[Dataset rows for apps and sites]:
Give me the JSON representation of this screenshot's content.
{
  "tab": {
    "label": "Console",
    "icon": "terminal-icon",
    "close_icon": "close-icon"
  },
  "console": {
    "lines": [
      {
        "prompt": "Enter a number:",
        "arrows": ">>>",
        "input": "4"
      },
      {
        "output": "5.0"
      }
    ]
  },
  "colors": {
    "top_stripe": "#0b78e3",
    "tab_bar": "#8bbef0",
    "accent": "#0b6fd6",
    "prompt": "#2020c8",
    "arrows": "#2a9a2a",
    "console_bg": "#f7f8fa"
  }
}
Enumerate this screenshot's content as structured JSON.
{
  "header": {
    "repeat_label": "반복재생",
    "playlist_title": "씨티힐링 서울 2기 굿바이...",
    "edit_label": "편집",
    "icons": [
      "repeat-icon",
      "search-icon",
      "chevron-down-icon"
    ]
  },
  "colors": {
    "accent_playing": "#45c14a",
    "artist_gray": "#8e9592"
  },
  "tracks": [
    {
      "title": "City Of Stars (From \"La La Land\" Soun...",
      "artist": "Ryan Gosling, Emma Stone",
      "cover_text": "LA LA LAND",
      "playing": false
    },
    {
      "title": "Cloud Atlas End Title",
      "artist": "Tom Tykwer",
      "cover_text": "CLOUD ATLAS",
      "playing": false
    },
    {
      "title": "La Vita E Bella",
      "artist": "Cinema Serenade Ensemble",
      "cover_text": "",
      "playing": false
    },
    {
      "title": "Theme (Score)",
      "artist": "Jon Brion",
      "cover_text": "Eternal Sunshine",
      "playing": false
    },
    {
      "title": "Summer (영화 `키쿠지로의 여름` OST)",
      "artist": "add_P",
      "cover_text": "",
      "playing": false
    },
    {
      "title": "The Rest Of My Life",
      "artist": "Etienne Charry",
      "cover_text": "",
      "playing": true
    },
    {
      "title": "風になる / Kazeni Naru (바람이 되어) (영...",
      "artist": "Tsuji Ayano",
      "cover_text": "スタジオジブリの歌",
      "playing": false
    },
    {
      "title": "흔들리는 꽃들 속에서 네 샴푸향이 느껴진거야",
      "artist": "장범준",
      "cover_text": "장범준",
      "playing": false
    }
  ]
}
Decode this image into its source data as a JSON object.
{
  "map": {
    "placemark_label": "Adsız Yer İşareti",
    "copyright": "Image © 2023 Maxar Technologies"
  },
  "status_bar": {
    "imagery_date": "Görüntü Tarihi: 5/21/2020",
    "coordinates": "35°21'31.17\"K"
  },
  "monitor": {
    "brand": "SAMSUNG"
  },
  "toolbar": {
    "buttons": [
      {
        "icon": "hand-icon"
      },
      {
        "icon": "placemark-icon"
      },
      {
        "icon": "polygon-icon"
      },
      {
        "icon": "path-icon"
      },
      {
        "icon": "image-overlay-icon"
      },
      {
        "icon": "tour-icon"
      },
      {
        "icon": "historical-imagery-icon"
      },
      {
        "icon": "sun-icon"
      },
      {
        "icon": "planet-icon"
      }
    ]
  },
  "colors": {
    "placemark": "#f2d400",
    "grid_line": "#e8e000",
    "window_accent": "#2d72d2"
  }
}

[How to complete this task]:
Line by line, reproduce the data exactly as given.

[Output of the exercise]:
Give me the JSON representation of this screenshot's content.
{
  "tab": {
    "label": "Console",
    "icon": "terminal-icon",
    "close_icon": "close-icon"
  },
  "console": {
    "lines": [
      {
        "prompt": "Enter a number:",
        "arrows": ">>>",
        "input": "4"
      },
      {
        "output": "5.0"
      }
    ]
  },
  "colors": {
    "top_stripe": "#0b78e3",
    "tab_bar": "#8bbef0",
    "accent": "#0b6fd6",
    "prompt": "#2020c8",
    "arrows": "#2a9a2a",
    "console_bg": "#f7f8fa"
  }
}
Enumerate this screenshot's content as structured JSON.
{
  "header": {
    "repeat_label": "반복재생",
    "playlist_title": "씨티힐링 서울 2기 굿바이...",
    "edit_label": "편집",
    "icons": [
      "repeat-icon",
      "search-icon",
      "chevron-down-icon"
    ]
  },
  "colors": {
    "accent_playing": "#45c14a",
    "artist_gray": "#8e9592"
  },
  "tracks": [
    {
      "title": "City Of Stars (From \"La La Land\" Soun...",
      "artist": "Ryan Gosling, Emma Stone",
      "cover_text": "LA LA LAND",
      "playing": false
    },
    {
      "title": "Cloud Atlas End Title",
      "artist": "Tom Tykwer",
      "cover_text": "CLOUD ATLAS",
      "playing": false
    },
    {
      "title": "La Vita E Bella",
      "artist": "Cinema Serenade Ensemble",
      "cover_text": "",
      "playing": false
    },
    {
      "title": "Theme (Score)",
      "artist": "Jon Brion",
      "cover_text": "Eternal Sunshine",
      "playing": false
    },
    {
      "title": "Summer (영화 `키쿠지로의 여름` OST)",
      "artist": "add_P",
      "cover_text": "",
      "playing": false
    },
    {
      "title": "The Rest Of My Life",
      "artist": "Etienne Charry",
      "cover_text": "",
      "playing": true
    },
    {
      "title": "風になる / Kazeni Naru (바람이 되어) (영...",
      "artist": "Tsuji Ayano",
      "cover_text": "スタジオジブリの歌",
      "playing": false
    },
    {
      "title": "흔들리는 꽃들 속에서 네 샴푸향이 느껴진거야",
      "artist": "장범준",
      "cover_text": "장범준",
      "playing": false
    }
  ]
}
Decode this image into its source data as a JSON object.
{
  "map": {
    "placemark_label": "Adsız Yer İşareti",
    "copyright": "Image © 2023 Maxar Technologies"
  },
  "status_bar": {
    "imagery_date": "Görüntü Tarihi: 5/21/2020",
    "coordinates": "35°21'31.17\"K"
  },
  "monitor": {
    "brand": "SAMSUNG"
  },
  "toolbar": {
    "buttons": [
      {
        "icon": "hand-icon"
      },
      {
        "icon": "placemark-icon"
      },
      {
        "icon": "polygon-icon"
      },
      {
        "icon": "path-icon"
      },
      {
        "icon": "image-overlay-icon"
      },
      {
        "icon": "tour-icon"
      },
      {
        "icon": "historical-imagery-icon"
      },
      {
        "icon": "sun-icon"
      },
      {
        "icon": "planet-icon"
      }
    ]
  },
  "colors": {
    "placemark": "#f2d400",
    "grid_line": "#e8e000",
    "window_accent": "#2d72d2"
  }
}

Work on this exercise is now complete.